Good news for Carter is, he’s only 29, and while other teams stalk Pedro Alvarez and Justin Morneau as first base/designated hitter candidates, Carter could come very cheap for a team that has enough on-base guys and just needs power. And he could make a difference; as recently as 2014, he hit 37 homers and posted a 1.8 WAR. The latter statistic isn’t eye-popping, but in another lineup, he could be an x-factor.
Domonic Brown – Ahh yes, Philadelphia’s big disappointment is now a free agent. He didn’t leave a very encouraging legacy with the Phillies, but the Phillies were also a dumpster fire for much of his big league tenure. It wasn’t necessarily a system where a young player was expected to thrive, at least until the rebuild began last season.
For most of his career, he’s posted a negative WAR, largely due to a collective UZR of -34.5. He’s a God awful defender, but he’s shown promise offensively. He doesn’t get on base much (lifetime .305 OBP), but there have been flashes of brilliance, notably in 2013 when he hit 27 home runs and slashed an efficient .272/.324/.494. Like Carter, he’s a quality DH candidate, and probably a better one to be honest. Take him off the field and he’s posting a positive WAR. Being only 28, he’s still a risk for any AL team to take on.
Austin Jackson – Very little fanfare for a guy who looked to have the potential to become a superstar with the Detroit Tigers. He’s bounced around the last couple seasons – from Detroit, to Seattle, to the Cubs – and now finds himself on the market as a somewhat appealing 29-year-old.
He doesn’t have the “wow” factor of Alex Gordon or even Dexter Fowler, but he’s a much better every day option in the outfield than, say, David DeJesus or Jonny Gomes. He’s striking out about the same as his career averages but isn’t getting on base as much. Still, he’ll likely slash .265/.320/.380 and hit between 9-14 home runs as an everyday outfielder, which isn’t the worst thing to have in your lineup. His star has fallen in the mainstream, but that doesn’t mean he isn’t valuable. His plus defense doesn’t hurt, either.
Gerardo Parra – His terrific first half and putrid second half after being traded to Baltimore was notable and certainly brought his value down, but he’s another young option for a team that needs to fill a void in their outfield.

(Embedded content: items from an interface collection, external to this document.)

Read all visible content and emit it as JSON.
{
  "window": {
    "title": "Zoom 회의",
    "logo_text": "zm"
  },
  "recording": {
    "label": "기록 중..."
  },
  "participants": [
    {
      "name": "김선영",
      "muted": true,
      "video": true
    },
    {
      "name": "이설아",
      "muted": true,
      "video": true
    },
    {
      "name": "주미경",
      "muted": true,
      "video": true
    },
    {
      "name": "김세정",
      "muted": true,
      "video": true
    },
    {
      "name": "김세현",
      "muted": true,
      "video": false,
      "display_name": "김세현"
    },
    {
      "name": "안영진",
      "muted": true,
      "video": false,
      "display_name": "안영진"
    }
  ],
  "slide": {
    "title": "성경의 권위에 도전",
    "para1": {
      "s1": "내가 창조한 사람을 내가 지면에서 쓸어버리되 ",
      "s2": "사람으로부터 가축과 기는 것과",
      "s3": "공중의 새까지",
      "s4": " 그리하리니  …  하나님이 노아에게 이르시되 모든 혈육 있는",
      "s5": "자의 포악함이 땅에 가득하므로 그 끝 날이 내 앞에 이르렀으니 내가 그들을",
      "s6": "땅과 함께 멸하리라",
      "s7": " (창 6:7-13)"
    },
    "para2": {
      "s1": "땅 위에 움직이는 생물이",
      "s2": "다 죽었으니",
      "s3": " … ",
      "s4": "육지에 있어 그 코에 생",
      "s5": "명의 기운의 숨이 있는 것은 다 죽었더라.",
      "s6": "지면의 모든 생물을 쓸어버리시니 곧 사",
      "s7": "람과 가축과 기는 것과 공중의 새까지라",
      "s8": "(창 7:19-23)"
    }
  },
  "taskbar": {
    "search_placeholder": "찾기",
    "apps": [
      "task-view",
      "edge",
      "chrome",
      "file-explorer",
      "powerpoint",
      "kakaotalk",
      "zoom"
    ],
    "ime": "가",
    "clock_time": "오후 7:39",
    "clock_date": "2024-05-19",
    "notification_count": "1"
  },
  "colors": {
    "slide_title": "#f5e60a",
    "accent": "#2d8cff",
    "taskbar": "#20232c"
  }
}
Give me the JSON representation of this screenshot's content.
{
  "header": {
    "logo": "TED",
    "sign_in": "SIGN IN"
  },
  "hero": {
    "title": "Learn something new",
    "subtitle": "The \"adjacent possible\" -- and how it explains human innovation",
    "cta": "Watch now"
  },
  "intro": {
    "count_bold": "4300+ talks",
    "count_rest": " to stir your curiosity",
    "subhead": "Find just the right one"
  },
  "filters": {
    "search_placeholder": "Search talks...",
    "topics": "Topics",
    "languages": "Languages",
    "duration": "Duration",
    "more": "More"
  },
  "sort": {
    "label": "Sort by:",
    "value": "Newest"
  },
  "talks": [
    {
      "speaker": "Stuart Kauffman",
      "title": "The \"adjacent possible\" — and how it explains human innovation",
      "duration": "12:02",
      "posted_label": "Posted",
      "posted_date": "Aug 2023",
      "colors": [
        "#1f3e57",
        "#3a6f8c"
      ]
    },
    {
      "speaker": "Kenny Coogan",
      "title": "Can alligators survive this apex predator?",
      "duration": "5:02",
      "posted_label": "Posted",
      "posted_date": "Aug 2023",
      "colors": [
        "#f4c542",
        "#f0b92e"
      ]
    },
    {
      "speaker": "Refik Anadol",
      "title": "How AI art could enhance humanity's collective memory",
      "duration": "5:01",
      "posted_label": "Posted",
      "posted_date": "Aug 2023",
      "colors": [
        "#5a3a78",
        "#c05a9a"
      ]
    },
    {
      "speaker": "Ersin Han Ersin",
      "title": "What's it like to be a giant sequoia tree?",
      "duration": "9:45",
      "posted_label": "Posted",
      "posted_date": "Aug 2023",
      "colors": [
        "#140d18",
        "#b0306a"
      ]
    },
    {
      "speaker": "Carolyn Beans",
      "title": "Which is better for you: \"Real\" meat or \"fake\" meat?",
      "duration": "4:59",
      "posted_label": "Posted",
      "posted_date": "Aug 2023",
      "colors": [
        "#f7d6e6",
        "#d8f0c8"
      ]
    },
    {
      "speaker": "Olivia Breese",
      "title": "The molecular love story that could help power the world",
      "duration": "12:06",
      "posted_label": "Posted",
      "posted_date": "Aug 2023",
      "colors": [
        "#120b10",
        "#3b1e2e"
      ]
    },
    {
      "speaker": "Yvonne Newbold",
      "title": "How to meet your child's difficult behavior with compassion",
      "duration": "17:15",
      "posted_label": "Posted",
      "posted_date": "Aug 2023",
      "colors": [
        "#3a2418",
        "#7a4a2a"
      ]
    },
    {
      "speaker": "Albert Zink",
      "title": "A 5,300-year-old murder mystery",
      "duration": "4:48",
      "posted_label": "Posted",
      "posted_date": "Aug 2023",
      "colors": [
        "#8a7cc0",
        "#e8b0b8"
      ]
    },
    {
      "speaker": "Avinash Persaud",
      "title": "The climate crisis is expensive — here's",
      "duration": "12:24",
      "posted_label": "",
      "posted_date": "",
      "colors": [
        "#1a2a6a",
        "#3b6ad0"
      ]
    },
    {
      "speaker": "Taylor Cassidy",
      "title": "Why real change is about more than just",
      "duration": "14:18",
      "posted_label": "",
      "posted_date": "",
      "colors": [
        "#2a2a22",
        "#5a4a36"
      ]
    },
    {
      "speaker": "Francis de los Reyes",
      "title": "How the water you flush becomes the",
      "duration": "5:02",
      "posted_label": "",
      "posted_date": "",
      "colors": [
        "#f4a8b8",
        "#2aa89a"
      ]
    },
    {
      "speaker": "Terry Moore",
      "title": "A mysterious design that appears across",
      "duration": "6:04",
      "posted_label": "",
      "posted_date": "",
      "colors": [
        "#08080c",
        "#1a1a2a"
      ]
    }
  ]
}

Despite his rough stint with the Orioles, he still slashed .291/.328/.452 in 2015 with 14 home runs, and his quality first half with the Brewers could encourage teams to bring him on board, no matter how small the sample size was.
He remains an enigma, because nobody knows if Milwaukee Parra or Baltimore Parra will sign his name to any contract, but the risk has big payoffs if he can be the former. His walk rate was a career-low 4.8 percent last season, so despite his speed and ability to make contact, he doesn’t factor as much of a leadoff hitter. He is an above average fourth outfielder, and still a fine everyday option.